Leftfield icons Chris & Cosey and JG Thirwell remixed New York band Excepter on the first FRKWYS release. "I had a wonderful conversation [with Chris & Cosey] and it became very clear that they were going to turn it into something monumental, " Werth recalls. "When they submitted their remix, I was still delighted at the quality. I thought, why not do some more?"
Subsequent FRKWYS LPs have seen synth nerd foursome Laurel Halo, Daniel Lopatin, James Ferraro and Sam Godin working alongside David Borden, Sun Araw partnering with legendary reggae troupe The Congos, and Arp collaborating with revered experimental composer Anthony Moore. "It usually starts with these ideological pairings I have in my head," Werth says. "I plant the seeds, and if it resonates with the artists, then I'll continue to push."
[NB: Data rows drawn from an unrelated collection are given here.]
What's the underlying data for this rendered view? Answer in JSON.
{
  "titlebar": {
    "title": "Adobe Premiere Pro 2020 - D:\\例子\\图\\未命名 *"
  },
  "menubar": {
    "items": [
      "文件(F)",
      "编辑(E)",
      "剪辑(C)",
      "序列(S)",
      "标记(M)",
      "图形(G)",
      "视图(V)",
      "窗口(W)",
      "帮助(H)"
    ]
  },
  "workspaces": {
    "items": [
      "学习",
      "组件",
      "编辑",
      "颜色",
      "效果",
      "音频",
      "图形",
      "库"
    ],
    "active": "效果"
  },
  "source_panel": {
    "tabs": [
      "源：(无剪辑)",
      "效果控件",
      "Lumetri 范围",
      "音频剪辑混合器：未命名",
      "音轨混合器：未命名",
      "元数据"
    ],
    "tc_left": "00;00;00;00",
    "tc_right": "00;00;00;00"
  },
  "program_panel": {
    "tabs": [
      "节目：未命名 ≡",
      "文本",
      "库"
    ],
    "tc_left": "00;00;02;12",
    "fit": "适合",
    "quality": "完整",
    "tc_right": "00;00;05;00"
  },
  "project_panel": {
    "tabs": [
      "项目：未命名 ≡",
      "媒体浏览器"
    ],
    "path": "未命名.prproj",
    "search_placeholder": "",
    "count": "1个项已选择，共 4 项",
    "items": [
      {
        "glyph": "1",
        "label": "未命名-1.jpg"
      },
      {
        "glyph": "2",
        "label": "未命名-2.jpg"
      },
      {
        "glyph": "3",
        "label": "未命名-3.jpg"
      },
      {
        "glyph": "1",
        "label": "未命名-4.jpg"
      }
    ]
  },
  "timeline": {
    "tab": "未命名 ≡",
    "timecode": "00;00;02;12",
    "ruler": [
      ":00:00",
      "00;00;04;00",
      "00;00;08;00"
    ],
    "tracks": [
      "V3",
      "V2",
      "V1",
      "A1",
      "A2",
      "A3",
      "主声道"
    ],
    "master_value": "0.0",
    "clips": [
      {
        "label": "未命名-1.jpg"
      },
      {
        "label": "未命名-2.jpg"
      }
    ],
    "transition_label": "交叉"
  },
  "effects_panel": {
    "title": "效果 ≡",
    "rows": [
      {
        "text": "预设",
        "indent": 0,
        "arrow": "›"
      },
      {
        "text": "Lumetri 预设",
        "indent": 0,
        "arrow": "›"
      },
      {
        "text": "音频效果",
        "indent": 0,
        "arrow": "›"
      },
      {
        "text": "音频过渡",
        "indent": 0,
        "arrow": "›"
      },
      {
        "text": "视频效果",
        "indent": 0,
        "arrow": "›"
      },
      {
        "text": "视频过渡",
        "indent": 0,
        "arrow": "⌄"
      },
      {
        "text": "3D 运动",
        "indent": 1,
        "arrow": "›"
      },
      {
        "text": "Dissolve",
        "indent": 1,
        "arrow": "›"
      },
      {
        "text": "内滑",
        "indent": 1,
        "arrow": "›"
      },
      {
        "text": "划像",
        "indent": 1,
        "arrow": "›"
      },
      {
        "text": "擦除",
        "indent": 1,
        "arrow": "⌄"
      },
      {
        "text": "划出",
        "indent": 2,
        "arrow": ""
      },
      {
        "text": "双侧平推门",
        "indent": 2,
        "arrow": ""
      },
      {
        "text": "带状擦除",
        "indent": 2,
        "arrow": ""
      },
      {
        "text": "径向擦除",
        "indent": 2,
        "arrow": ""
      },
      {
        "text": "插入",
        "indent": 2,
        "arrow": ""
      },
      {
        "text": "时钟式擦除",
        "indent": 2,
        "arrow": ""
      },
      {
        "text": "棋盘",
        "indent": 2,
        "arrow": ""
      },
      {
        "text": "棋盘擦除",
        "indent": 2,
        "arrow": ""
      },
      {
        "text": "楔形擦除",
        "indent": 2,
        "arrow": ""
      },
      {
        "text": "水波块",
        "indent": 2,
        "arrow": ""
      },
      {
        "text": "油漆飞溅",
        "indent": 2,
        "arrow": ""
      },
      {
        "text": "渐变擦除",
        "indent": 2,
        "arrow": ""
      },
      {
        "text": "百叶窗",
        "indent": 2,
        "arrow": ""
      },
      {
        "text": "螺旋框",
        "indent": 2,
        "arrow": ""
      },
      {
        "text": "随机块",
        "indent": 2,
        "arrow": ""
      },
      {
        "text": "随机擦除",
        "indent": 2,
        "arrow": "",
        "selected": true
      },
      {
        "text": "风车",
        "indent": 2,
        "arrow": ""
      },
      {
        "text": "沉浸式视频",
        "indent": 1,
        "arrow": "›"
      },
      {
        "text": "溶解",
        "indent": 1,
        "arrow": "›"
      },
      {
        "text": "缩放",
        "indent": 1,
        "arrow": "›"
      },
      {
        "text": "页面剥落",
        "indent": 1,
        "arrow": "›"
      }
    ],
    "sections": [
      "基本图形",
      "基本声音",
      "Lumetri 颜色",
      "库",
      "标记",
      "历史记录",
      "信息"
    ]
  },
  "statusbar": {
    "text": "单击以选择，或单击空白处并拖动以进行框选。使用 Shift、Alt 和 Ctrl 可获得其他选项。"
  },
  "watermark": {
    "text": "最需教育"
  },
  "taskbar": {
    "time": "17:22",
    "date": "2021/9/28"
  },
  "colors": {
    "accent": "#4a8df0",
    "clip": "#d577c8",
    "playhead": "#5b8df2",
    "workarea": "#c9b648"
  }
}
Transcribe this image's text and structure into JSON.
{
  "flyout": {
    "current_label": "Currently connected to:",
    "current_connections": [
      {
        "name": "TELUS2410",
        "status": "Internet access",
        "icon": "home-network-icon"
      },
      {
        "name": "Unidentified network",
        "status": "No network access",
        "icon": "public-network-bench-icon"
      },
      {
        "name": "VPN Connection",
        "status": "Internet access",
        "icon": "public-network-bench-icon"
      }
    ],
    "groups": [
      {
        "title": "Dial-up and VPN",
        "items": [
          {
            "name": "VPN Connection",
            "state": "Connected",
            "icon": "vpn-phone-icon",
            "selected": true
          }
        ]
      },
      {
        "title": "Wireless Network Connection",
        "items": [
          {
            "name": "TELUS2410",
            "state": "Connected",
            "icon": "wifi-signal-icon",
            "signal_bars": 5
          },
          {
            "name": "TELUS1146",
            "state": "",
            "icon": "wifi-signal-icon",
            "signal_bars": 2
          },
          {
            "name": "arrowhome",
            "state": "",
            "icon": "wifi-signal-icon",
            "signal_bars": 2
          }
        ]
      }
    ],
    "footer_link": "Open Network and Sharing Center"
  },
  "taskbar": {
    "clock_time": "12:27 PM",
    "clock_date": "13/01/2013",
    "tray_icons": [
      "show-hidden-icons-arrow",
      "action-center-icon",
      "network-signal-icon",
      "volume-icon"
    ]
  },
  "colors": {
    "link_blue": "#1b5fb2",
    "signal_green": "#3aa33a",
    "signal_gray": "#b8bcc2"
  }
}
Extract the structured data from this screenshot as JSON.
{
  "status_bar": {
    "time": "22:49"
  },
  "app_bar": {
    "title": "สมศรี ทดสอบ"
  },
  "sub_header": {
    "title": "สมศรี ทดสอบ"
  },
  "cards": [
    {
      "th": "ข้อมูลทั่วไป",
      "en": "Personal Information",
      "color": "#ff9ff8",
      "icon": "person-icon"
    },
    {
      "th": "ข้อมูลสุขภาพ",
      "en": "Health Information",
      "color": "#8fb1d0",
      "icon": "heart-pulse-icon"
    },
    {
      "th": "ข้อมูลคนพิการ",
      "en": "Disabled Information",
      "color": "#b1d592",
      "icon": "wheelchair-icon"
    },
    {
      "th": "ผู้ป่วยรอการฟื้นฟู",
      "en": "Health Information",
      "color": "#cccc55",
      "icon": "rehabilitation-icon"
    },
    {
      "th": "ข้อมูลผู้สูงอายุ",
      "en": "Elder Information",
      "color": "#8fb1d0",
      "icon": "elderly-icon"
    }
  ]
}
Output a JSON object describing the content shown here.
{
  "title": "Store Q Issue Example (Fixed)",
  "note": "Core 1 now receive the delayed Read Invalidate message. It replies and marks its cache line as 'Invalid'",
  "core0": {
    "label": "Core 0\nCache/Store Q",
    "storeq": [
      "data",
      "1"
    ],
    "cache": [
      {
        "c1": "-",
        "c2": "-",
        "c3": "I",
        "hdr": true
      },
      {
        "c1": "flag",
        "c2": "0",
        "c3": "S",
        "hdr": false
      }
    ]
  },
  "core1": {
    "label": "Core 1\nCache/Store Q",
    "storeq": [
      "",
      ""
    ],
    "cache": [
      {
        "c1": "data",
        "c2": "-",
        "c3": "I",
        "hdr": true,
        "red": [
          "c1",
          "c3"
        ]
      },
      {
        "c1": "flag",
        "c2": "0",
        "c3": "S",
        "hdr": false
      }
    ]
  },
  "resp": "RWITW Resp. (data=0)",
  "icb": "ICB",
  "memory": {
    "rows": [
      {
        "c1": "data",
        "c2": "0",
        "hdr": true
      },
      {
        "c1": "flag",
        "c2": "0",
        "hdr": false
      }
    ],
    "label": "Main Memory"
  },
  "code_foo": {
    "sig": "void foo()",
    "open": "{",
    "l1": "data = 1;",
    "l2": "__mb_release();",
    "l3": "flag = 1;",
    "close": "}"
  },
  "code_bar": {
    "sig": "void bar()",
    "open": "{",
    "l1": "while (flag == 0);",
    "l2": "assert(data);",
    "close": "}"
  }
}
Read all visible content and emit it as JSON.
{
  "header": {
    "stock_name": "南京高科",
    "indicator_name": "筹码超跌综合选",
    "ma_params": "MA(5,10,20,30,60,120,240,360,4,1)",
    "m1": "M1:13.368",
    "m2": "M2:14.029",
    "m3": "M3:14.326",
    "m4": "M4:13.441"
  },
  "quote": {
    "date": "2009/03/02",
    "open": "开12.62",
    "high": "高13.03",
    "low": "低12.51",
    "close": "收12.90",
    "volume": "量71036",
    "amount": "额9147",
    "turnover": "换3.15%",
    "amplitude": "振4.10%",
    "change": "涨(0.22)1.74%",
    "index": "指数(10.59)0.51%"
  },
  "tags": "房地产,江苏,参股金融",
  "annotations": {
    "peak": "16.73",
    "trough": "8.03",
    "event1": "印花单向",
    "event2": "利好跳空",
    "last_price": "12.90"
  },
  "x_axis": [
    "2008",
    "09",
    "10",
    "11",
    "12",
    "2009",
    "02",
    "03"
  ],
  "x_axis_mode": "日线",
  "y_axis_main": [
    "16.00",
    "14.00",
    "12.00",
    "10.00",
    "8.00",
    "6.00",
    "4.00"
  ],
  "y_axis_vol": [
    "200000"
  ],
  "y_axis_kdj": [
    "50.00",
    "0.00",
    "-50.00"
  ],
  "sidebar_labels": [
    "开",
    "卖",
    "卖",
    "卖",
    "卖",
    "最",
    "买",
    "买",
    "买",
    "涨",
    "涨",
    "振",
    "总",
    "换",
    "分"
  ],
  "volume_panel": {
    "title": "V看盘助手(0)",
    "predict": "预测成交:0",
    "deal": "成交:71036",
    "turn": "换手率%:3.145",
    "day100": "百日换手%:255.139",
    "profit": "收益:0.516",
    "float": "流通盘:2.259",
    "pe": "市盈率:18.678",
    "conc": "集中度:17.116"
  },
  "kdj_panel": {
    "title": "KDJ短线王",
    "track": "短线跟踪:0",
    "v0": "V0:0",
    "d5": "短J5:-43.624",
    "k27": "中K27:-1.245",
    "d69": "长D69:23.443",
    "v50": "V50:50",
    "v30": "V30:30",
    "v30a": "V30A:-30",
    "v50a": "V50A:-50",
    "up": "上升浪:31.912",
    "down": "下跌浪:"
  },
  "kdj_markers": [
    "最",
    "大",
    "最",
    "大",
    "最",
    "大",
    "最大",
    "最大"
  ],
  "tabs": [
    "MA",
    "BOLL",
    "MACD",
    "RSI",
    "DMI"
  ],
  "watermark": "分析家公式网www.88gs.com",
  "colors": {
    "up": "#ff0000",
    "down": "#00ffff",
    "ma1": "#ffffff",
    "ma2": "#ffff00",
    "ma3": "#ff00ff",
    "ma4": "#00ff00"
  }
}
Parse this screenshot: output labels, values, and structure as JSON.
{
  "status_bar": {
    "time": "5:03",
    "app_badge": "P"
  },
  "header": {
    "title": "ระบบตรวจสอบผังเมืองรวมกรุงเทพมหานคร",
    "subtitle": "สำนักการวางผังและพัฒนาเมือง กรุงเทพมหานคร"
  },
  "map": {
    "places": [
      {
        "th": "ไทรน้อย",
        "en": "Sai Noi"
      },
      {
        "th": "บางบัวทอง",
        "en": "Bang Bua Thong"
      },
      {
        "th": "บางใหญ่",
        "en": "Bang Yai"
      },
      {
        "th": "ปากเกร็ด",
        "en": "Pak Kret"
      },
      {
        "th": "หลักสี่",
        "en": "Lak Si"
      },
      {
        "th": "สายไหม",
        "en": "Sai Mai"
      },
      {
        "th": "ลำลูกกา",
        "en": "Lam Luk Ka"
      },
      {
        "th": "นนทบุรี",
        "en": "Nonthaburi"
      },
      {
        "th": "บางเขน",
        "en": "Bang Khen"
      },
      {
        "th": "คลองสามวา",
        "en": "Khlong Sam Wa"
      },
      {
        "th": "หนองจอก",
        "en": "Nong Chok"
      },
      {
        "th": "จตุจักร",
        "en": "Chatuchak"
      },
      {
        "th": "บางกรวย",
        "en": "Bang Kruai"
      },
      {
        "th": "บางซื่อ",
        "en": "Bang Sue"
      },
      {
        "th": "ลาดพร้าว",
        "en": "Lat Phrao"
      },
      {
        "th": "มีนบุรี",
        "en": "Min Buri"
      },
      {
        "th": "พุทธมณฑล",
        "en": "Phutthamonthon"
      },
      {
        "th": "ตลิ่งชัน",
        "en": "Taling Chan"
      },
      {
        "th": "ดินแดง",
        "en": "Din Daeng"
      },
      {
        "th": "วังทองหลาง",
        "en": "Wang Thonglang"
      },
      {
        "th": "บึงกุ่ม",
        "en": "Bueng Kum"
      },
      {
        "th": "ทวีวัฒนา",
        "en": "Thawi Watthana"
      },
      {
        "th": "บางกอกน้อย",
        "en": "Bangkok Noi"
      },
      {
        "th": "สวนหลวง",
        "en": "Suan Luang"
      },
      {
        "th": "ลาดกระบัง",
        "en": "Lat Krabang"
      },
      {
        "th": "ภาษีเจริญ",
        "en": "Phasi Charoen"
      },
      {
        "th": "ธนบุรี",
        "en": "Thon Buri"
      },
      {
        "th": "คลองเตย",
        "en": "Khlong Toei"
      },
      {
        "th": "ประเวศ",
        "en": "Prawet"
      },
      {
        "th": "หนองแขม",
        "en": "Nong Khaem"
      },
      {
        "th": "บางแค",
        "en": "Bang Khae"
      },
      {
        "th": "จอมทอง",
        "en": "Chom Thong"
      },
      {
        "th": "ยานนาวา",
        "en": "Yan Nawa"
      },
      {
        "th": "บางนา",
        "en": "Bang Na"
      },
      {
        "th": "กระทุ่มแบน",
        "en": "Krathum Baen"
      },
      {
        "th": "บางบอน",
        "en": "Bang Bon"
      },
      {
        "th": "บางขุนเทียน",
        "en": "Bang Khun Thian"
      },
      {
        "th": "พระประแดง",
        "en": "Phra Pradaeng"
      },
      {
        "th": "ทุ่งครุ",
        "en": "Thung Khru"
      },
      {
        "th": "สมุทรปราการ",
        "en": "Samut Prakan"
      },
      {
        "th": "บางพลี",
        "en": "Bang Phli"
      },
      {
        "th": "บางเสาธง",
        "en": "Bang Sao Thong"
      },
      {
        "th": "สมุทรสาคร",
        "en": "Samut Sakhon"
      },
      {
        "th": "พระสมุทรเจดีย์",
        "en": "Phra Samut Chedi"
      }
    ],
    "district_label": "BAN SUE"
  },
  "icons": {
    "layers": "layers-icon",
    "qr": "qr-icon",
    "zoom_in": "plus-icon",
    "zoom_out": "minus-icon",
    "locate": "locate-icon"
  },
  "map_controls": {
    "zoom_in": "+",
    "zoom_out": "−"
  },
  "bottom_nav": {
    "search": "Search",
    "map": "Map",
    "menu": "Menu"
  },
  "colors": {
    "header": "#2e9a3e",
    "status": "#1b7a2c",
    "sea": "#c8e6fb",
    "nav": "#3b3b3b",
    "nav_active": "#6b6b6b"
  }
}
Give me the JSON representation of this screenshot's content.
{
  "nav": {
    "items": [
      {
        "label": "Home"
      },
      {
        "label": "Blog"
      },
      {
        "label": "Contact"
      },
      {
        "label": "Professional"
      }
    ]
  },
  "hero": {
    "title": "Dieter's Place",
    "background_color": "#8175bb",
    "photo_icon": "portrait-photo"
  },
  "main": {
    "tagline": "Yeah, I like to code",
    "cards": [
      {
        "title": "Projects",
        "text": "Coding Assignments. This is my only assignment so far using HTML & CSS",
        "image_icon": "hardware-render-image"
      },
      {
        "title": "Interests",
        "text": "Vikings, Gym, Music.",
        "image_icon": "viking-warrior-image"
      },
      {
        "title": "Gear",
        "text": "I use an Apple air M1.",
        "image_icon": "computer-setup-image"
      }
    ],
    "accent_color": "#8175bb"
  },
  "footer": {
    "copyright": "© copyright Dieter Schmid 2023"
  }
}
In 2010 RVNG released an album by Pink Skull called Endless Bummer. In what still stands as the label's most grueling art/music project, Werth and O'Neill individually hand-pressed 1000 different "bummers"—from "Spoiled Cat Food" to "Foot Fungus" to "Nuclear Warfare"—onto each vinyl sleeve. "There were a few different layers to that concept," he says. "I mean, the album is called Endless Bummer, so we made 1000 things that can bum you out. The idea was that we would be infinitely letter-pressing these covers. The concept of Endless Bummer translated to the process, too, so by cover number 333 we wanted it to be over, but we couldn't. We were slave to the bummer."
In the past couple of years Werth has showcased a string of talent, from Blondes to Julia Holter to Holly Herndon. Last year saw the label release four excellent albums. Maxmillion Dunbar's House Of Woo was the kind of rosy-cheeked opus that melts away all your problems. Then came Stellar Om Source's Joy One Mile, which showcased a new direction for Christelle Gualdi, moving from her kosmische roots towards a playful slant on Detroit techno. The Gardland and Blondes LPs were both living, breathing dance records infused with enough funk to mark them out from the pack.
It all amounted to arguably the label's strongest year to date. Though each album had its share of club-ready tunes, there was something deeper tying them together, something Werth loosely defines as a "cerebral dance sound." He adds: "The artists were stylistically removed from one another, or in some cases, the exact opposites of each other, but each kind of contributed these deeply meditative works of dance music, and interpretations of dance music." But the one thing that serves as the glue between those records—and everything that bears the RVNG name—is Werth, the obsessive music conversationalist from Arkansas who's continuing a proud New York tradition.